▶ **YOUR OBJECTIVE**:
Which lines in the data below contain the word "value"? Pull each of them out.

Excerpts from a dataset
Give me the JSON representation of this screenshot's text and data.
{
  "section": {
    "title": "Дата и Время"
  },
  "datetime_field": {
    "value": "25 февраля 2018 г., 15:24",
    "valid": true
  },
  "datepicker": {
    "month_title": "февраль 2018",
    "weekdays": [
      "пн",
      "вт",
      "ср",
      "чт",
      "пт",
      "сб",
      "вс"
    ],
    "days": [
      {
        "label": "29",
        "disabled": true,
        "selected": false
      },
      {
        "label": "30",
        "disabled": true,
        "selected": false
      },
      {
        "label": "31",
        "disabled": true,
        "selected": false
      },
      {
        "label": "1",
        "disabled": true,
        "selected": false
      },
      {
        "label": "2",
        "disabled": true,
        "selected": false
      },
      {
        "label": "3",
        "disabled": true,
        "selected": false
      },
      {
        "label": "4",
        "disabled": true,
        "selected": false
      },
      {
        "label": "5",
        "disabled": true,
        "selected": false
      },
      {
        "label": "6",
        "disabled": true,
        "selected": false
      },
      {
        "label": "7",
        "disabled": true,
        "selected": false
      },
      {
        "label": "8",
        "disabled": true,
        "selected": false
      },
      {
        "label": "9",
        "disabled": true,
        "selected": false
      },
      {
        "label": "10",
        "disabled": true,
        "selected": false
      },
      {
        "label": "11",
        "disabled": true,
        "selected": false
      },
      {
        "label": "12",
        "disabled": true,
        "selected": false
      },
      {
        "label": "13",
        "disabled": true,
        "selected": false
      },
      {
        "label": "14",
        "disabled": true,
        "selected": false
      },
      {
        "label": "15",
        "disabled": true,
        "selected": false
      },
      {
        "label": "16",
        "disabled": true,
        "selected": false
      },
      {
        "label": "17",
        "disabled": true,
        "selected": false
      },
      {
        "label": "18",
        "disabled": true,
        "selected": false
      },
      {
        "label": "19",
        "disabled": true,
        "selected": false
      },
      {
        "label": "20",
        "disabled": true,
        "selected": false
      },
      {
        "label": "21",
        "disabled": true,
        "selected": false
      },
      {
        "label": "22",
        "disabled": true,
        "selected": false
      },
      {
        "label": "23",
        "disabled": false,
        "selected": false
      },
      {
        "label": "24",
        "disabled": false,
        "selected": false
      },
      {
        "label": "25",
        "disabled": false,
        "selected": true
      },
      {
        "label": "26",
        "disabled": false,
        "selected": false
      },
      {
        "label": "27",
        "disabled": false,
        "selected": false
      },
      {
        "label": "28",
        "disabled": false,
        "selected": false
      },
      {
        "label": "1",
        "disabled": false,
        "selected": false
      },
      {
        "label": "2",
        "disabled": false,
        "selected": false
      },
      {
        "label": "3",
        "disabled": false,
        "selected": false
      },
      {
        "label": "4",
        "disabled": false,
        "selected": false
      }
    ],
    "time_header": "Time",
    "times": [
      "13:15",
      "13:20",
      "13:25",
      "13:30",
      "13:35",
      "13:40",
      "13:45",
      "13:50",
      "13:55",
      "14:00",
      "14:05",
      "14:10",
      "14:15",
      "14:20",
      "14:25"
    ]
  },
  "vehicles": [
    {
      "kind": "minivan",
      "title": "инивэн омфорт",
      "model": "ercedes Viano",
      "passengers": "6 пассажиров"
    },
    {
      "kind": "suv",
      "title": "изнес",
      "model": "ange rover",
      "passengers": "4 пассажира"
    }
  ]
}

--

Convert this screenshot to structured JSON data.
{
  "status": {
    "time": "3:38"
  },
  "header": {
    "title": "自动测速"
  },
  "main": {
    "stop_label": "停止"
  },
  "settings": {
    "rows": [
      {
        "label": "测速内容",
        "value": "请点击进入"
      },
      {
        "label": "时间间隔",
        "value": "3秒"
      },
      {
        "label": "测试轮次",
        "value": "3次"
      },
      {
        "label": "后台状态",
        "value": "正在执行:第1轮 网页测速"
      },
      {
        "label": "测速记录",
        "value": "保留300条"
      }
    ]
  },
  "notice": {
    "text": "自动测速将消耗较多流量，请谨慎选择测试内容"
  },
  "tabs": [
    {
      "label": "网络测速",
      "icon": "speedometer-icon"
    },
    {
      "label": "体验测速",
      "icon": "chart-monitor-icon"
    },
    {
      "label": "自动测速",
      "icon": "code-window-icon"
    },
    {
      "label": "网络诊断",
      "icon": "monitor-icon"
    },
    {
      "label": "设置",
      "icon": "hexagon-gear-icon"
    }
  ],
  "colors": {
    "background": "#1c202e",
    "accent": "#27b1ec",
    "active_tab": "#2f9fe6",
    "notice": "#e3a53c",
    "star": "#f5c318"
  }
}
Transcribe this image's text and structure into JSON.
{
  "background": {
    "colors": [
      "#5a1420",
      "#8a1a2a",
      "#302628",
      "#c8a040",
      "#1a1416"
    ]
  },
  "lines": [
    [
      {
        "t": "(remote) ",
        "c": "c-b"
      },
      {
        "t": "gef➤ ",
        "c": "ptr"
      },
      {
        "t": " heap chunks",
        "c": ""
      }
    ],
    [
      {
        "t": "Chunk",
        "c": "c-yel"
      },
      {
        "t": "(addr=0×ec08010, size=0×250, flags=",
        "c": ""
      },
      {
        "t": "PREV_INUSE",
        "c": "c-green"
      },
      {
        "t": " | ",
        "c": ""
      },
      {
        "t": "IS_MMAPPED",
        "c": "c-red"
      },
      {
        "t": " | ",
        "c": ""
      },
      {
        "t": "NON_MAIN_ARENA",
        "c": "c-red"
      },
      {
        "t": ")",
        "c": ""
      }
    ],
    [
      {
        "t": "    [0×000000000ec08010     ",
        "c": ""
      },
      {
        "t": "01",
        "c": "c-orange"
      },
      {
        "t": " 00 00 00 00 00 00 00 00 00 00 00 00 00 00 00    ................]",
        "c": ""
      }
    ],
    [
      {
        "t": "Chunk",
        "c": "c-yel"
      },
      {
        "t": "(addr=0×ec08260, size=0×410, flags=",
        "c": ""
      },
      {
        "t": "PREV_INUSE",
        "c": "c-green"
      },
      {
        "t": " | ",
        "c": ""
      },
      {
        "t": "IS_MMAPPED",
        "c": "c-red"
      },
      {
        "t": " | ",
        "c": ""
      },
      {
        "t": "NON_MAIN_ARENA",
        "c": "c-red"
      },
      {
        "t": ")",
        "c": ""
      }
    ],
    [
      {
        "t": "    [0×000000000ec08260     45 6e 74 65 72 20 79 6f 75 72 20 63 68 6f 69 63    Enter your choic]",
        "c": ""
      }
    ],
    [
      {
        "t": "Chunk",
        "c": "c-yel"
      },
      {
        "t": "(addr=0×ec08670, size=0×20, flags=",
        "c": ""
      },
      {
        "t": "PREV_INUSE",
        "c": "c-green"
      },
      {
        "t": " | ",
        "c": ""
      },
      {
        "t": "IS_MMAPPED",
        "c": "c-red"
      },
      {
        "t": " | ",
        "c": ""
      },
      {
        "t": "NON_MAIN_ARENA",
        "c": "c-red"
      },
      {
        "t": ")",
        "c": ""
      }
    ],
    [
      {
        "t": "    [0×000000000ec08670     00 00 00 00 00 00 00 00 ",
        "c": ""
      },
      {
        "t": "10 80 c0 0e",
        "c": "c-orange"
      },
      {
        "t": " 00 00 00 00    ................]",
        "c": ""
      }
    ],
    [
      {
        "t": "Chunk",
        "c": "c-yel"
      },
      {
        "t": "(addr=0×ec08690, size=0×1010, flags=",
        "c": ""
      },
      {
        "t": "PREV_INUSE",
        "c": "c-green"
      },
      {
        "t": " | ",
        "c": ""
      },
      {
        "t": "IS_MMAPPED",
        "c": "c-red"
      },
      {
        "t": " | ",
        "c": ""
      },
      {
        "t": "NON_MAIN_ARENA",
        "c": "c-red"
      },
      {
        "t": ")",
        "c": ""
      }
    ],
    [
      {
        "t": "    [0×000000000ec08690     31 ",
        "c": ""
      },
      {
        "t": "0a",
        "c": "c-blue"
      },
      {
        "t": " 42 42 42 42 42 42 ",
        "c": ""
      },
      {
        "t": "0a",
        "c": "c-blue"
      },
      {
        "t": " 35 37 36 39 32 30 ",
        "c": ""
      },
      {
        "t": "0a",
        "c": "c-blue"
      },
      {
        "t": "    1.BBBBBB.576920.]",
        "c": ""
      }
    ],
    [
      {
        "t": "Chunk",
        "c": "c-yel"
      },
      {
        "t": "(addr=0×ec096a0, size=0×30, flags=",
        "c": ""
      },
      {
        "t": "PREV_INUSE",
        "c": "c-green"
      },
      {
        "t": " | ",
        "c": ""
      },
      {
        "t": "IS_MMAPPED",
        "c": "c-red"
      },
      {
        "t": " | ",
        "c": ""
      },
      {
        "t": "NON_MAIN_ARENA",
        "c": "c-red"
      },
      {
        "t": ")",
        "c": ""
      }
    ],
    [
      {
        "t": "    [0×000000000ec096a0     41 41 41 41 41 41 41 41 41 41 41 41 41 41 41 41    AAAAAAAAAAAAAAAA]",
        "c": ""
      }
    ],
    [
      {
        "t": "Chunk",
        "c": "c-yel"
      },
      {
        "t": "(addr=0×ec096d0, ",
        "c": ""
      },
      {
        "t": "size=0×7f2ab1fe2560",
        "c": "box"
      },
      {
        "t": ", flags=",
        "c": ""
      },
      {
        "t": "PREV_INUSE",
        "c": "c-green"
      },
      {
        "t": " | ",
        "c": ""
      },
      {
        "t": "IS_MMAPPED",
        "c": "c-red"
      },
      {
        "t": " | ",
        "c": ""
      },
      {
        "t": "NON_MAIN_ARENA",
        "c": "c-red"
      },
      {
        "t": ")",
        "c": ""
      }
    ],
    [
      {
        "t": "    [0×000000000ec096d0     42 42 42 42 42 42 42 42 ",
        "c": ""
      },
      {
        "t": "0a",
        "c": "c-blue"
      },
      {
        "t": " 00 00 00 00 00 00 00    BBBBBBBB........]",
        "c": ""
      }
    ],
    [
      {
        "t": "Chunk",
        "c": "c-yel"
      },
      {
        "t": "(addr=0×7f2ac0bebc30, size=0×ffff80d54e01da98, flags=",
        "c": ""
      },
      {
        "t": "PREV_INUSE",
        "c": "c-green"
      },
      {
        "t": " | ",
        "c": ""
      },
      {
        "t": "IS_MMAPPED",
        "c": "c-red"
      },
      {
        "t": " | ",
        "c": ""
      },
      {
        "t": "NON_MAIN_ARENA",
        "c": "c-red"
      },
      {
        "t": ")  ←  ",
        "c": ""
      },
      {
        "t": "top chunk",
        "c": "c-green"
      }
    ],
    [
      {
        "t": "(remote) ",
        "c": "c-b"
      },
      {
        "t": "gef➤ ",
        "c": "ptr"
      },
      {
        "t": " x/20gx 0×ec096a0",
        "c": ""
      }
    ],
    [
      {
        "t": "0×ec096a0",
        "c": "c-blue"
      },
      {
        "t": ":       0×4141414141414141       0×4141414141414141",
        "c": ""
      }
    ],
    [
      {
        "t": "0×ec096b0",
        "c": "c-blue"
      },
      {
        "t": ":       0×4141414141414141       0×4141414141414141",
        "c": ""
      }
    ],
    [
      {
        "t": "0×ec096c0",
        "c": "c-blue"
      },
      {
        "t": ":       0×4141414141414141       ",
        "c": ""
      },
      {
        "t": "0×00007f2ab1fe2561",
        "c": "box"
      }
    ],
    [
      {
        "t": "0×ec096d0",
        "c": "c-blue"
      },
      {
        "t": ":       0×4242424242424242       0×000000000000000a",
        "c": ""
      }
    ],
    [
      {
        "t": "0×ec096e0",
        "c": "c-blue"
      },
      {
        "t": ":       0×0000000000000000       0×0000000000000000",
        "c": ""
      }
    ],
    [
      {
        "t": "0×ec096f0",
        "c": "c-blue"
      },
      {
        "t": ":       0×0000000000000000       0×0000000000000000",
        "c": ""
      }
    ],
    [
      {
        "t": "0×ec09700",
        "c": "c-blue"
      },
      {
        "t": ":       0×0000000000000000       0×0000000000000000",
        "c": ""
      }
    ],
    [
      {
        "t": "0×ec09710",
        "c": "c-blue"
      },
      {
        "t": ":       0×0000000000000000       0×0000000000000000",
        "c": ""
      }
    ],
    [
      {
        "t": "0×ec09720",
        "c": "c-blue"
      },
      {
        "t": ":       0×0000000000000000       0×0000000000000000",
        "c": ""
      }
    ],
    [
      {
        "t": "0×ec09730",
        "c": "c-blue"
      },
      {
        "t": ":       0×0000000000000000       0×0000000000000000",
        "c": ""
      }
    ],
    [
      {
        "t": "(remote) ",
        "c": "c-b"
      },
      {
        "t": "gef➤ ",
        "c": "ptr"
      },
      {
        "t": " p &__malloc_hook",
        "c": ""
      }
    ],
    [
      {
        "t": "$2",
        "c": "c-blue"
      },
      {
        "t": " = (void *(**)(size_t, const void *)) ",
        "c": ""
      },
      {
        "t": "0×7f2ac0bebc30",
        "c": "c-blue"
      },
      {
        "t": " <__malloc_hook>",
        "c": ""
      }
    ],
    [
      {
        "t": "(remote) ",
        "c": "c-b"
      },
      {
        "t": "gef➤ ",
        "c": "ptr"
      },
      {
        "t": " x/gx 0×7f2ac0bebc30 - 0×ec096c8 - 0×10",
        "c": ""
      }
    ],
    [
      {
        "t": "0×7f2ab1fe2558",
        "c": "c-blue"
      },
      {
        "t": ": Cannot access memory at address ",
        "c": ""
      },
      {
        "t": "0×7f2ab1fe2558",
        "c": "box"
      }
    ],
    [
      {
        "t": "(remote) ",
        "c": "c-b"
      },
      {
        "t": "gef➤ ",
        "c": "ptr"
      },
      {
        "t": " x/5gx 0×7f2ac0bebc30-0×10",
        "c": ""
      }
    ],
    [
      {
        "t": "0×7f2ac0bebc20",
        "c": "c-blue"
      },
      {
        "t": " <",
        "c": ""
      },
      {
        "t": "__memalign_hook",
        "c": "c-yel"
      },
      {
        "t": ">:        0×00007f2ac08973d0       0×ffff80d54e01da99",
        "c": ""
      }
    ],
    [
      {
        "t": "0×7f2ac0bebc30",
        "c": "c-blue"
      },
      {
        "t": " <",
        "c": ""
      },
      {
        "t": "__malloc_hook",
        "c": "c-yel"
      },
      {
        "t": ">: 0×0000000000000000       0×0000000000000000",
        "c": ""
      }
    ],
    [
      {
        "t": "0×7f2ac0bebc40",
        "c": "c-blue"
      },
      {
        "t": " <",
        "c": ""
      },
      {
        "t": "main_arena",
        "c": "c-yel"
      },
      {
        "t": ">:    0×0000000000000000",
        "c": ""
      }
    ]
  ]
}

▶ **RESPONSE TO THE TASK**:
    "value": "25 февраля 2018 г., 15:24",
        "value": "请点击进入"
        "value": "3秒"
        "value": "3次"
        "value": "正在执行:第1轮 网页测速"
        "value": "保留300条"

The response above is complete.